- THE TASK -
From the entries, copy every line that carries the string "Where".
________________
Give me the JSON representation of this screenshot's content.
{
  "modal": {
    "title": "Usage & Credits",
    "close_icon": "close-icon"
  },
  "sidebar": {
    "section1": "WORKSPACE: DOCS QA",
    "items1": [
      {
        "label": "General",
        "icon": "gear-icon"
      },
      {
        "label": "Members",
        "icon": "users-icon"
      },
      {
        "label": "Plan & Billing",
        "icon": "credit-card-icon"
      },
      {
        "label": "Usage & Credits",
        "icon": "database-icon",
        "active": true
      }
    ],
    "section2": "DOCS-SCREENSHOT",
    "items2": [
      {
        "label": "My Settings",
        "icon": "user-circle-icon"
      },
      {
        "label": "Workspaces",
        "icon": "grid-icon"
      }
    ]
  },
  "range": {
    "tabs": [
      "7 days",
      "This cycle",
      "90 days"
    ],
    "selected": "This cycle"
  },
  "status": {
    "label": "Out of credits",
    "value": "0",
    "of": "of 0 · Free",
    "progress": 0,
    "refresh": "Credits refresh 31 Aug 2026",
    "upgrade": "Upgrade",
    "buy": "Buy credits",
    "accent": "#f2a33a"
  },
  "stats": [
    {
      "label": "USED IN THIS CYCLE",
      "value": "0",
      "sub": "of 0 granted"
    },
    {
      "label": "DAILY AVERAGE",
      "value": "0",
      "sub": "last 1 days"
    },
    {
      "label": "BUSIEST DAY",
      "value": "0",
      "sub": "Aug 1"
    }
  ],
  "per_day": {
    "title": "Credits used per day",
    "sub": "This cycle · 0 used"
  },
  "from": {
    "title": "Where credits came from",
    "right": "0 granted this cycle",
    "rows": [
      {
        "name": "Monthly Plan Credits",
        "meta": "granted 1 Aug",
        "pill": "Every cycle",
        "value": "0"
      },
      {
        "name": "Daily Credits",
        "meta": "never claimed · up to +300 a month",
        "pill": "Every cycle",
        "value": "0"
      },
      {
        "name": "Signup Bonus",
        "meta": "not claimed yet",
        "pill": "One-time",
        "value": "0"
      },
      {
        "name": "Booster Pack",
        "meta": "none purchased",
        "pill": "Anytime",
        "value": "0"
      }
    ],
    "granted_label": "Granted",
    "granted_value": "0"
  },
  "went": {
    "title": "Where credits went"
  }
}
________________
- SOLUTION BELOW -
    "title": "Where credits came from",
    "title": "Where credits went"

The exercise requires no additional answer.